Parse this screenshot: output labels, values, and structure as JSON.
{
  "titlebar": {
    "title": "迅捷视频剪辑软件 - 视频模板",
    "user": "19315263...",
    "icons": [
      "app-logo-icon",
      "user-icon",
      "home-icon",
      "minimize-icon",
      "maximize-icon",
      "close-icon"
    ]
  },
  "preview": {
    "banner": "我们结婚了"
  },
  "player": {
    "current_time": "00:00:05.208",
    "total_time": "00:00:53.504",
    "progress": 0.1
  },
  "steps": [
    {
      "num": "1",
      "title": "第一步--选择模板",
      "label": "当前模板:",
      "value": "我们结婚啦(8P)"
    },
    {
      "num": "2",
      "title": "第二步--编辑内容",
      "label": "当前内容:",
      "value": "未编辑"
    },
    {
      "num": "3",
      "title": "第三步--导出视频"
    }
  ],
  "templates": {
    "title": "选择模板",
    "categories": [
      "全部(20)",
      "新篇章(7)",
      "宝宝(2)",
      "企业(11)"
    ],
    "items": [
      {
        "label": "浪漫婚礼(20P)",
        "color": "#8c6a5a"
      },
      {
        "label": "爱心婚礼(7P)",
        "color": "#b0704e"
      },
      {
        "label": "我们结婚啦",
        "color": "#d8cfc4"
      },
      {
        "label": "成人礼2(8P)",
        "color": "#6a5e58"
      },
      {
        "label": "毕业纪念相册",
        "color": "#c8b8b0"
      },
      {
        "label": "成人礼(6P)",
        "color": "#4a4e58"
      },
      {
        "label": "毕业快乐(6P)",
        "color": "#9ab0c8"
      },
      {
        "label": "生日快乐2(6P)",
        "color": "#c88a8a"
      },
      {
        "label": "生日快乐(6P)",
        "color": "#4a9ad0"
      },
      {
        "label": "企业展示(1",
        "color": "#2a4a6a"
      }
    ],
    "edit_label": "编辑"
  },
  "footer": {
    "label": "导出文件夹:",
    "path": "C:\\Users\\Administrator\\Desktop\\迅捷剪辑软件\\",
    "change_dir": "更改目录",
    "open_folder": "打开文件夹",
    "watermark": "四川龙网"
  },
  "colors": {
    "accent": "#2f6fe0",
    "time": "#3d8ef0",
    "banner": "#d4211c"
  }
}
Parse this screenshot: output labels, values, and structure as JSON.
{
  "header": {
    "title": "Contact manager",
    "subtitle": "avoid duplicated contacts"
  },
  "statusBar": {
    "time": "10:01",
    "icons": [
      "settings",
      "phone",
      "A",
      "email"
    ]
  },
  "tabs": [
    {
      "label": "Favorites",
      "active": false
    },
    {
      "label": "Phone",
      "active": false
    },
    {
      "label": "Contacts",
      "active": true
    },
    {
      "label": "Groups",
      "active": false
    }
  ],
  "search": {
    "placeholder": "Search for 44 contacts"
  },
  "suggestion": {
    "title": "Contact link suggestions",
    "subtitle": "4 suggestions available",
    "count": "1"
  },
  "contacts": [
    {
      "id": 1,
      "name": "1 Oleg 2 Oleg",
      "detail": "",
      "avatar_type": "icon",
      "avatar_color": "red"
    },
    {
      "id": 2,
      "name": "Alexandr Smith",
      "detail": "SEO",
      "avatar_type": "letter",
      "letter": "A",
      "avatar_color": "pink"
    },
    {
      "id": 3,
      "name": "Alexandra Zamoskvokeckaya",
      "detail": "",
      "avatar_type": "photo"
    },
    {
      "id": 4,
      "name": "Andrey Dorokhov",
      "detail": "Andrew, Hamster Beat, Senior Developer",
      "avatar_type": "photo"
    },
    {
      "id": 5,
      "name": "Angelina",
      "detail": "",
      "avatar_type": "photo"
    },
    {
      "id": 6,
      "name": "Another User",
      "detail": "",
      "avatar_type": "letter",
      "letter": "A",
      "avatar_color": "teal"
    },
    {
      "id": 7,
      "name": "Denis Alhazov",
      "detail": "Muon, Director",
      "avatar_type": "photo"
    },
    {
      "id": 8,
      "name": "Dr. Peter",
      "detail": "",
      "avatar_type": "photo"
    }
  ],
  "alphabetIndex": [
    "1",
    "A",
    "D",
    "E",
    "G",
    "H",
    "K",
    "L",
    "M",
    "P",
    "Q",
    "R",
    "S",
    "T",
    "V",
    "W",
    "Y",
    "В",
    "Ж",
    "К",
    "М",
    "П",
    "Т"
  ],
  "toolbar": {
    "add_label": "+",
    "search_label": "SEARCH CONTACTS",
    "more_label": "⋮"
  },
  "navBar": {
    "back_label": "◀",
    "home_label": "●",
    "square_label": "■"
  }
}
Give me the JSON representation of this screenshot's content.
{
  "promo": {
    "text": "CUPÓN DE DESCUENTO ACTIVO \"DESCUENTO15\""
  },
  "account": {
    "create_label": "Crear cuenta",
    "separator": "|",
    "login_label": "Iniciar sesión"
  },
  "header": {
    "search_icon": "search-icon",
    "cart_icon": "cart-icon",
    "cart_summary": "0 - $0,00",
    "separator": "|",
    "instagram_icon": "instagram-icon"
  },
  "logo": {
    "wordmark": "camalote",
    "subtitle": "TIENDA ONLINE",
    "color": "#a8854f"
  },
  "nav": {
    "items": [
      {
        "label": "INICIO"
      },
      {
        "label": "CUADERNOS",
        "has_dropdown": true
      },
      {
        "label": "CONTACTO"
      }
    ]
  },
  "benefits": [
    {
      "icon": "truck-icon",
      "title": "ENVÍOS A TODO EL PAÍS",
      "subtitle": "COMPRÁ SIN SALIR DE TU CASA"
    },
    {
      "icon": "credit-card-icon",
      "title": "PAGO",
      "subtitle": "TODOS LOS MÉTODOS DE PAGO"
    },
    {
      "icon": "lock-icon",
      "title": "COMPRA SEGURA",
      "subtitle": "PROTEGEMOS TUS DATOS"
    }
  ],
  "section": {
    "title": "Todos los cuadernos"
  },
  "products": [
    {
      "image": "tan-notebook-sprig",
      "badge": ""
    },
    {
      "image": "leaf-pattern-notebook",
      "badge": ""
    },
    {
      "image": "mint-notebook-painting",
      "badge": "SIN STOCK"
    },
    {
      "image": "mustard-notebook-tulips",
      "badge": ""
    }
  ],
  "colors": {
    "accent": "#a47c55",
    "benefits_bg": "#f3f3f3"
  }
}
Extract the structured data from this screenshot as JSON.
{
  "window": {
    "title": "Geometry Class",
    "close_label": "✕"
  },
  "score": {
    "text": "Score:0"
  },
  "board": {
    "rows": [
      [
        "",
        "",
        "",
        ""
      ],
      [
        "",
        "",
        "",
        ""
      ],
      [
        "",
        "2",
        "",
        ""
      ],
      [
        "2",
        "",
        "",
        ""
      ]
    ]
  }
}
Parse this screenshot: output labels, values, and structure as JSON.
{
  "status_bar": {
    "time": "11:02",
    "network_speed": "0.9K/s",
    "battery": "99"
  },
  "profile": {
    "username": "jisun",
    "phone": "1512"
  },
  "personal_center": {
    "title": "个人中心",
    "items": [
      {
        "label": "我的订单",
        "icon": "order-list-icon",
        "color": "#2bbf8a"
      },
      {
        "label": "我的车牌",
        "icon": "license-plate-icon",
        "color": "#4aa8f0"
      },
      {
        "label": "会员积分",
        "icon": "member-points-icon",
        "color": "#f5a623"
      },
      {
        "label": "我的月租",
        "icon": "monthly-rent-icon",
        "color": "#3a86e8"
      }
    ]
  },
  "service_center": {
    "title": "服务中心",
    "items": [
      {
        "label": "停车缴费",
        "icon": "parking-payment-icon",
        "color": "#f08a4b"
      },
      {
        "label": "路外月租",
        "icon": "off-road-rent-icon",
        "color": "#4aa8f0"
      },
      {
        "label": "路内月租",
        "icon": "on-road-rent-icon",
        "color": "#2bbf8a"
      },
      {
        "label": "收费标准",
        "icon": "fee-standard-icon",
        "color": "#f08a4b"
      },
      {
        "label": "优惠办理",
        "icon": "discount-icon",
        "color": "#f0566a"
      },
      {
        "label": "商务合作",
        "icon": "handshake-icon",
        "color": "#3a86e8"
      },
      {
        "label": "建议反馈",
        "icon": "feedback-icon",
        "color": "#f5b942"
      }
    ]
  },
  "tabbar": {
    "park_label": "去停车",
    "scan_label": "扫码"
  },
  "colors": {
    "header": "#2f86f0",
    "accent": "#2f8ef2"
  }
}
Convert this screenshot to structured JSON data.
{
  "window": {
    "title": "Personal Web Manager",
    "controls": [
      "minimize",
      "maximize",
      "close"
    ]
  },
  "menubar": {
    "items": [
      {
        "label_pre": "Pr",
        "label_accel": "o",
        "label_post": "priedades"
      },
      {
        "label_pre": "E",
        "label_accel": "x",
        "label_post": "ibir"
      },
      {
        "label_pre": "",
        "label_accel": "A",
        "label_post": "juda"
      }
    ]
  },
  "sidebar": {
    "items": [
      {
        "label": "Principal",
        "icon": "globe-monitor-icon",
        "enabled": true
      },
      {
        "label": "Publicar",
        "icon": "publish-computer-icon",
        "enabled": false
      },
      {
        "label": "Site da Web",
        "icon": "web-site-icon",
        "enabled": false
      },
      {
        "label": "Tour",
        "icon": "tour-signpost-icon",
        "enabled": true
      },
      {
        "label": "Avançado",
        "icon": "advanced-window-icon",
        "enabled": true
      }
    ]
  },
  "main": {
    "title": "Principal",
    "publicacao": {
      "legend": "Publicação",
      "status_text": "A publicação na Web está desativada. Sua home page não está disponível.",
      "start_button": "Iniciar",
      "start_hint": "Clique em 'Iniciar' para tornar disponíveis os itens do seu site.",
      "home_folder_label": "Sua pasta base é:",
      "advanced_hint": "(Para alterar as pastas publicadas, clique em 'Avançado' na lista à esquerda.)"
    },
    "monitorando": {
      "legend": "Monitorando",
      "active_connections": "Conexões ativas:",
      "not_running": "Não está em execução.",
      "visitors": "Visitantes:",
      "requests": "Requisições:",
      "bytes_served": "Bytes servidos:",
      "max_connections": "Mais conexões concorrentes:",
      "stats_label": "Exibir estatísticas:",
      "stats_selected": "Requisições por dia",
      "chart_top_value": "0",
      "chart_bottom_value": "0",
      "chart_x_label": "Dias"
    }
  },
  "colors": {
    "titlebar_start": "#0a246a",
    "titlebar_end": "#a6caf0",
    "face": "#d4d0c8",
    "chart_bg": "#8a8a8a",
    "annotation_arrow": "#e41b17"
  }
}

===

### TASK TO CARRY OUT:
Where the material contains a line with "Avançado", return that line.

### ANSWER TO THIS EXERCISE:
        "label": "Avançado",
      "advanced_hint": "(Para alterar as pastas publicadas, clique em 'Avançado' na lista à esquerda.)"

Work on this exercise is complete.